Mapping has become a popular and much commented on practice in social sciences, humanities, and art history. Although mapping is often used to furnish a global view of an idea or to clarify a situation, I would like to argue that it can be a much more complex activity—a “dark precursor” —which escapes usual representation and touches the core of creative processes whether they are of artistic or conceptual orders. In A Thousand Plateaus, maps play a discreet though important part as rhizomatic ways of escaping representation: maps are oriented toward experimentation; they do not reproduce but construct the unconscious; they have multiple entryways; they are open and connectable, detachable, reversible, susceptible to constant modification (Deleuze and Guattari 1987, 12). In Schizoanalytic Cartographies, Félix Guattari (1989, 18, 32) goes further by defining maps as “existential circumscriptions” and by suggesting that mapping calls for an aesthetic account of our experiences. Maps in the frame of this paper thus perform as a means of experimentation toward an encounter between art and philosophy.

To understand how mapping can give us such an access to an impersonal plane of creativity, this paper will focus on one of the most important influences on Deleuze and Guattari on this topic: Fernand Deligny’s work with autistic children. Deligny (1913–96) was a French educator who promoted an approach to autistic children through the wander lines they trace in space. Deligny’s mapping of the children’s journeys didn’t aim to carry any therapeutic, “normalising” purpose; in fact, it was not aimed at all. Through the maps, Deligny wanted to escape our linguistically- and symbolically-shaped reality in order to bring to light the pre-personal “common” (le commun) we share with autistic people (see Álvarez de Toledo, 2013; Deligny 2007).

The main questions structuring this paper will thus concern the “aimless” and the “common” characteristics of those maps and what they can teach us of creative processes. In the preface to Difference and Repetition, Deleuze (1994, xxi) writes on the search for new means of philosophical expression. Could Deligny’s maps be one of those means? How would that affect our views on the formation of subjectivity? What would it tell us about the political production of a common space? How do the maps relate to what Deleuze calls “the virtual”? Would the performativity of those maps affect the very way we tell stories about the creation of art and the creation of concepts?


Álvarez de Toledo, Sandra, ed. 2013. Cartes et lignes d’erre/Maps and Wander Lines: Traces du réseau de Fernand Deligny, 1969–1979. Paris: L’Arachnéen.

Deleuze, Gilles. 1994. Difference and Repetition. Translated by Paul Patton. New York: Columbia University Press.

Deleuze, Gilles, and Félix Guattari. 1987. A Thousand Plateaus: Capitalism and Schizophrenia.. Translated by Brian Massumi. Minneapolis: University of Minnesota Press.
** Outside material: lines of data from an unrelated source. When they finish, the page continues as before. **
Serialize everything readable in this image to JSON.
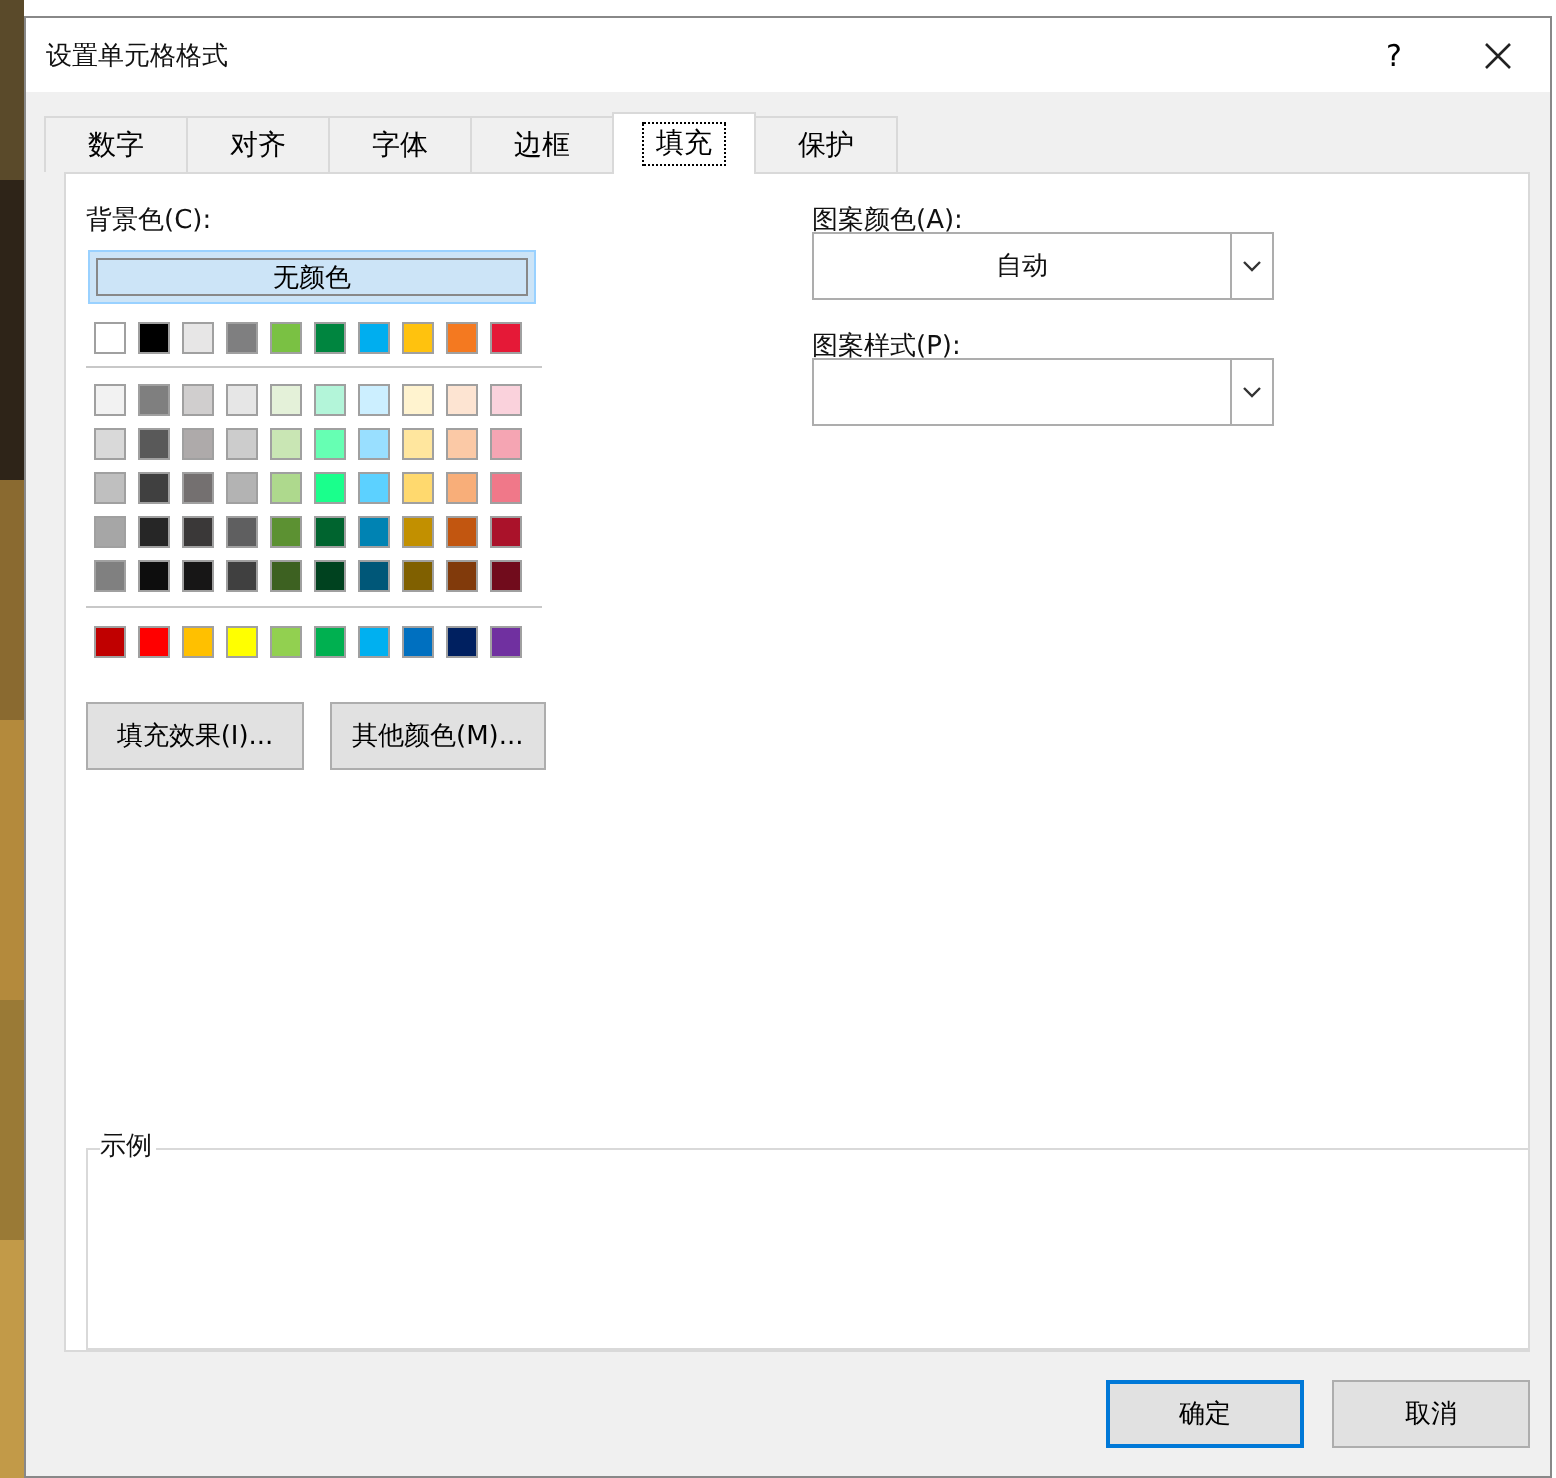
{
  "window": {
    "title": "设置单元格格式",
    "help": "?"
  },
  "tabs": [
    {
      "label": "数字",
      "selected": false
    },
    {
      "label": "对齐",
      "selected": false
    },
    {
      "label": "字体",
      "selected": false
    },
    {
      "label": "边框",
      "selected": false
    },
    {
      "label": "填充",
      "selected": true
    },
    {
      "label": "保护",
      "selected": false
    }
  ],
  "background_color": {
    "label": "背景色(C):",
    "no_color_button": "无颜色",
    "theme_row": [
      {
        "color": "#ffffff"
      },
      {
        "color": "#000000"
      },
      {
        "color": "#e7e6e6"
      },
      {
        "color": "#7f7f80"
      },
      {
        "color": "#7ac143"
      },
      {
        "color": "#00853f"
      },
      {
        "color": "#00aeef"
      },
      {
        "color": "#ffc20e"
      },
      {
        "color": "#f47920"
      },
      {
        "color": "#e51937"
      }
    ],
    "shade_rows": [
      [
        {
          "color": "#f2f2f2"
        },
        {
          "color": "#7f7f7f"
        },
        {
          "color": "#d0cece"
        },
        {
          "color": "#e6e6e6"
        },
        {
          "color": "#e4f1d9"
        },
        {
          "color": "#b3f5d9"
        },
        {
          "color": "#ccefff"
        },
        {
          "color": "#fff3cf"
        },
        {
          "color": "#fde4d2"
        },
        {
          "color": "#fad2dc"
        }
      ],
      [
        {
          "color": "#d9d9d9"
        },
        {
          "color": "#595959"
        },
        {
          "color": "#aeaaaa"
        },
        {
          "color": "#cccccc"
        },
        {
          "color": "#c9e6b4"
        },
        {
          "color": "#66ffb3"
        },
        {
          "color": "#99dfff"
        },
        {
          "color": "#ffe69e"
        },
        {
          "color": "#fbc9a6"
        },
        {
          "color": "#f5a5b3"
        }
      ],
      [
        {
          "color": "#bfbfbf"
        },
        {
          "color": "#404040"
        },
        {
          "color": "#747070"
        },
        {
          "color": "#b3b3b3"
        },
        {
          "color": "#aed98d"
        },
        {
          "color": "#1aff8c"
        },
        {
          "color": "#5cd1ff"
        },
        {
          "color": "#ffd96e"
        },
        {
          "color": "#f8ae79"
        },
        {
          "color": "#f07889"
        }
      ],
      [
        {
          "color": "#a6a6a6"
        },
        {
          "color": "#262626"
        },
        {
          "color": "#3a3838"
        },
        {
          "color": "#5f5f60"
        },
        {
          "color": "#5c9132"
        },
        {
          "color": "#00642f"
        },
        {
          "color": "#0083b3"
        },
        {
          "color": "#c29000"
        },
        {
          "color": "#c25610"
        },
        {
          "color": "#aa122a"
        }
      ],
      [
        {
          "color": "#808080"
        },
        {
          "color": "#0d0d0d"
        },
        {
          "color": "#171616"
        },
        {
          "color": "#404040"
        },
        {
          "color": "#3d6121"
        },
        {
          "color": "#00421f"
        },
        {
          "color": "#005778"
        },
        {
          "color": "#806000"
        },
        {
          "color": "#813a0b"
        },
        {
          "color": "#710c1c"
        }
      ]
    ],
    "standard_row": [
      {
        "color": "#c00000"
      },
      {
        "color": "#ff0000"
      },
      {
        "color": "#ffc000"
      },
      {
        "color": "#ffff00"
      },
      {
        "color": "#92d050"
      },
      {
        "color": "#00b050"
      },
      {
        "color": "#00b0f0"
      },
      {
        "color": "#0070c0"
      },
      {
        "color": "#002060"
      },
      {
        "color": "#7030a0"
      }
    ]
  },
  "buttons": [
    "填充效果(I)...",
    "其他颜色(M)..."
  ],
  "pattern_color": {
    "label": "图案颜色(A):",
    "value": "自动"
  },
  "pattern_style": {
    "label": "图案样式(P):"
  },
  "sample": {
    "label": "示例"
  },
  "footer": {
    "ok": "确定",
    "cancel": "取消"
  }
}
Deligny, Fernand. 2007. Œuvres. Edited by Sandra Álvarez de Toledo. Paris: L’Arachnéen.

Guattari, Félix. 2012. Schizoanalytic Cartographies. Translated by Andrew Goffey. New York: Bloomsbury.